AB - Background: Sickness among field relief workers prompted us to develop strategies for preventing manpower loss. Most studies have focused on the preparedness and safety of medical responders in the prepared phase, but those parameters are lacking in the response phase. This study attempted to identify effective ways to prevent medical team members from acquiring acute diarrhea and upper respiratory tract infection (URI) based on our field reports. Methods: This was a retrospective cohort study.

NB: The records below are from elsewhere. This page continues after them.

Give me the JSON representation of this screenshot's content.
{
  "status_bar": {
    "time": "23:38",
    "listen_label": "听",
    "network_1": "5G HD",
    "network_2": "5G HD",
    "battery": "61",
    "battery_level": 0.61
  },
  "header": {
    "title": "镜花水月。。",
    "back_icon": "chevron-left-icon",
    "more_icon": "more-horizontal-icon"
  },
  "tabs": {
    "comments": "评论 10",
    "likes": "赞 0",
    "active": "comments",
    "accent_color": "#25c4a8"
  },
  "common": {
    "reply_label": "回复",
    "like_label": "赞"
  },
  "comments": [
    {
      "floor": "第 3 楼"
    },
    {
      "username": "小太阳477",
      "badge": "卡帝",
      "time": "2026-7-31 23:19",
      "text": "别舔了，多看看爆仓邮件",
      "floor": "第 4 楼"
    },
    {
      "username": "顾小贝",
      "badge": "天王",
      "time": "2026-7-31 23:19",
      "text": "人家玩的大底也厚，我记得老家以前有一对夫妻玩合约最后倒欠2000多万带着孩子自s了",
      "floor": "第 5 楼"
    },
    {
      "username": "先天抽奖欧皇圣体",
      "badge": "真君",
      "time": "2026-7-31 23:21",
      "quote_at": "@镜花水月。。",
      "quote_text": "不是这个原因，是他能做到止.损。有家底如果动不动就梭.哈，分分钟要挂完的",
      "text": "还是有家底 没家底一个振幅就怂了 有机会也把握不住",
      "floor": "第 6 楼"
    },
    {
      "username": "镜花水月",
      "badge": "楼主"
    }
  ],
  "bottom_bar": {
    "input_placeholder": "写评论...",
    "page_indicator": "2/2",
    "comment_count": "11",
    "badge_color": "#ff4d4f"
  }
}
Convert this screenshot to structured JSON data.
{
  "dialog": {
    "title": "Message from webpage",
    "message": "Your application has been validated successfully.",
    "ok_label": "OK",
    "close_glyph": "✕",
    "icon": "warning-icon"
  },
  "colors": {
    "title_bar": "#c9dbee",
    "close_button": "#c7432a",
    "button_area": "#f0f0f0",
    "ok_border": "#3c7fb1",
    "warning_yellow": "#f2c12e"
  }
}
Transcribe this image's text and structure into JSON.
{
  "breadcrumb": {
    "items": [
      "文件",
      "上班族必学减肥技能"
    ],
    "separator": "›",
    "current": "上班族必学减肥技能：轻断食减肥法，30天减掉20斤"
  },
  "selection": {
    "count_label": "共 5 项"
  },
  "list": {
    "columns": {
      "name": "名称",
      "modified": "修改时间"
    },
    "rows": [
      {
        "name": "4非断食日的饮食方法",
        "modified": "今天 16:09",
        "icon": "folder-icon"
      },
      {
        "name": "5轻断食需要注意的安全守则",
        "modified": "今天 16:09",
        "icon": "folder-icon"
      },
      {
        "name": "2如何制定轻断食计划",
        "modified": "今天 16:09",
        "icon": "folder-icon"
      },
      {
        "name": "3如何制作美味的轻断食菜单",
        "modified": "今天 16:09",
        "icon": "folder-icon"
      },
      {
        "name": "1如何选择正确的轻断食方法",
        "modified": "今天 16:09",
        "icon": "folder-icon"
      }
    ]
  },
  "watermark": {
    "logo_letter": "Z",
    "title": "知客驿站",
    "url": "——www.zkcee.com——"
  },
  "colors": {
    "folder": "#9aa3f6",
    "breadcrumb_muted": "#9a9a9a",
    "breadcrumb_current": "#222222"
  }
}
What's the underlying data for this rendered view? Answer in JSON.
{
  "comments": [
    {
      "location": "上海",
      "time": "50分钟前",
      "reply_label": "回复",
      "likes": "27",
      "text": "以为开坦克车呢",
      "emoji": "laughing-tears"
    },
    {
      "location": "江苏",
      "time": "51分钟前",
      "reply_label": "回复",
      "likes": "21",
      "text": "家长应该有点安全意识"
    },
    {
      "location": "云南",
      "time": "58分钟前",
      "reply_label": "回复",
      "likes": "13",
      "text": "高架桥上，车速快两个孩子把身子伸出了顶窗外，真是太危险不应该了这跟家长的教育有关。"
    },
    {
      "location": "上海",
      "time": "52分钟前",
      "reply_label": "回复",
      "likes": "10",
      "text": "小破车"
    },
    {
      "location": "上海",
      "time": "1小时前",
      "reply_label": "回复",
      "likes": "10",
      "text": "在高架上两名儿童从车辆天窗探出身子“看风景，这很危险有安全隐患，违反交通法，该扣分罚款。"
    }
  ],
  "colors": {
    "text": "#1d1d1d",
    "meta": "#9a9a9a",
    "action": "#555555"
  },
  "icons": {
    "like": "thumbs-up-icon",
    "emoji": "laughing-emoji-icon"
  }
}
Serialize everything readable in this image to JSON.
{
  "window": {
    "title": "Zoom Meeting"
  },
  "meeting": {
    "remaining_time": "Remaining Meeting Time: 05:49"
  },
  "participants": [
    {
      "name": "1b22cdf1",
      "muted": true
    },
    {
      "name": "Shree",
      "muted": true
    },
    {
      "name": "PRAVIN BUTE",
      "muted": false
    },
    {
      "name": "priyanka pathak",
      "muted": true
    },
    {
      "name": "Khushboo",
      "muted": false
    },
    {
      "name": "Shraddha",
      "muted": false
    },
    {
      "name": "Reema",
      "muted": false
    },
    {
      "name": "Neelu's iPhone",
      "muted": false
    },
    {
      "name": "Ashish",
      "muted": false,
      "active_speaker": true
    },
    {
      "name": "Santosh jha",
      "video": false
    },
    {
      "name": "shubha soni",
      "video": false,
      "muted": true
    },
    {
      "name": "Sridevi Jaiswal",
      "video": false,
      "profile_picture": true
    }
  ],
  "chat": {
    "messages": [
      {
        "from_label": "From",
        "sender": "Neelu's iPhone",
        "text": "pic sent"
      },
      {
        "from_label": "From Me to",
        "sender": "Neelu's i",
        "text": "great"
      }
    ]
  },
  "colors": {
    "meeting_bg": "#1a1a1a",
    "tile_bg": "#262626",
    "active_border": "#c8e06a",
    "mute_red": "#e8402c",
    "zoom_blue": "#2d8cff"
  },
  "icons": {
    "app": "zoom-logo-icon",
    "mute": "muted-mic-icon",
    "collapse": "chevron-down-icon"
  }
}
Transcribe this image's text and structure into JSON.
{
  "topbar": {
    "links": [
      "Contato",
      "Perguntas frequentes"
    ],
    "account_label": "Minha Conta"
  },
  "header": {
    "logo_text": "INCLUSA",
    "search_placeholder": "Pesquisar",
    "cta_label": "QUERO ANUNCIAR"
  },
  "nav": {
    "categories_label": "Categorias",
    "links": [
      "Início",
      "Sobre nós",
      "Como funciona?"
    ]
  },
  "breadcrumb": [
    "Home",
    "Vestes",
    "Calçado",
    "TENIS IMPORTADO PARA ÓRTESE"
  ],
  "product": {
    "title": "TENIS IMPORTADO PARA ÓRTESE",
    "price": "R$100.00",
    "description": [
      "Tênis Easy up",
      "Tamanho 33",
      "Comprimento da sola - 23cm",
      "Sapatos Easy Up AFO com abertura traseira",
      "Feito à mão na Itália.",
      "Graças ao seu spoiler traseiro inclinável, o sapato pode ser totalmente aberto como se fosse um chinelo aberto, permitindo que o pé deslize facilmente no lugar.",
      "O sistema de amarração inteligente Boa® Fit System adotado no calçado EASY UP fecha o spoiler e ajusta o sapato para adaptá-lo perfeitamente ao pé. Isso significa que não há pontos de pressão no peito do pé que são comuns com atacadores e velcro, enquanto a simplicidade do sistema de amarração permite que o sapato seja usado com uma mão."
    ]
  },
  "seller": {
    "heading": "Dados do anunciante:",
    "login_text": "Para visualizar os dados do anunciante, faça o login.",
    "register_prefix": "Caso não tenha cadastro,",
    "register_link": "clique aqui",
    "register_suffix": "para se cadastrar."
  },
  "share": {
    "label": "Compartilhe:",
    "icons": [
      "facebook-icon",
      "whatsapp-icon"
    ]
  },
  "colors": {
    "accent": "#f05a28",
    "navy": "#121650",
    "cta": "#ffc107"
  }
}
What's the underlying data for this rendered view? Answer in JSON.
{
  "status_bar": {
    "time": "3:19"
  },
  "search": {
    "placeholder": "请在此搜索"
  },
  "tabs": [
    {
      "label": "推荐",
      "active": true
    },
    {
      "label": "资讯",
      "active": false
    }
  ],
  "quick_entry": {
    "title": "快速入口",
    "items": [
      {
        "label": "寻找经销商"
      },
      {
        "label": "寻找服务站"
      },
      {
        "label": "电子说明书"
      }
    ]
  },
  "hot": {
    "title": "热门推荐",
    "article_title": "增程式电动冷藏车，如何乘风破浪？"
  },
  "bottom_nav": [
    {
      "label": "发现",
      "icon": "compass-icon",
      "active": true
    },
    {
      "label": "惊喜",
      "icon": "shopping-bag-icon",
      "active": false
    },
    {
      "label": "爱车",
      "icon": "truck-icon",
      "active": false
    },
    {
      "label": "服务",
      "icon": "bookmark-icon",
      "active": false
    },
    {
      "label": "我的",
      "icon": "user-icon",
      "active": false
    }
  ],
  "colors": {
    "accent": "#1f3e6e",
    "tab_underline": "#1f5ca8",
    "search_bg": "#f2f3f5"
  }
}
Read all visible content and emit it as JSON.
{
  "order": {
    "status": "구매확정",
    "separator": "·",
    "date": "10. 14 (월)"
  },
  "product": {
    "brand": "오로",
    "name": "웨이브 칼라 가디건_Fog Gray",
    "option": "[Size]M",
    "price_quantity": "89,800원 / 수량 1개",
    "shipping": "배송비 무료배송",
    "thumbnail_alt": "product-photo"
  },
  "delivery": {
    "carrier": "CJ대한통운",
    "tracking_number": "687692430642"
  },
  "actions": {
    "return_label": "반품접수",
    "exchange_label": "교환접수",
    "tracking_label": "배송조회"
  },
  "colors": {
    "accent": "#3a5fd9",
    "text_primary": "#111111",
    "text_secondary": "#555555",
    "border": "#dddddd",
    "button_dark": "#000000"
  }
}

The 56 team members were from eight missions in total, including medial disaster relief and international humanitarian assistance, deployed between June 2007 and February 2010. The demographics of the participating members and their actions were examined for association with acute diarrhea and upper respiratory tract infection episodes using a mixed-effect logistic regression model. Results: One member (7.0%) with acute diarrhea and 11 (26.1%) members without acute diarrhea took doxycycline. The relationship between doxycycline and acute diarrhea episodes was not statistically significant. However, while 6 of 14 team members (42.9%) with acute diarrhea used hand sanitizer, 35 of 42 team members (83.3%) without diarrhea used hand sanitizer. Only hand sanitizer use was statistically related to the prevention of acute diarrhea and URI (p value = 0.021, 0.032). Conclusion: Hand sanitizer is suggested to protect medical teams from acute diarrhea and URI in such challenging environments. Chemoprophylaxis for malaria remains dependent on the area of deployment.

UR - http://www.scopus.com/inward/record.url?scp=85038923870&partnerID=8YFLogxK

UR - http://www.scopus.com/inward/citedby.url?scp=85038923870&partnerID=8YFLogxK

U2 - 10.6705/j.jacme.2017.0703.002

DO - 10.6705/j.jacme.2017.0703.002

M3 - Article

VL - 7

SP - 101

EP - 106

JO - Journal of Acute Medicine

JF - Journal of Acute Medicine

SN - 2211-5587

IS - 3

ER -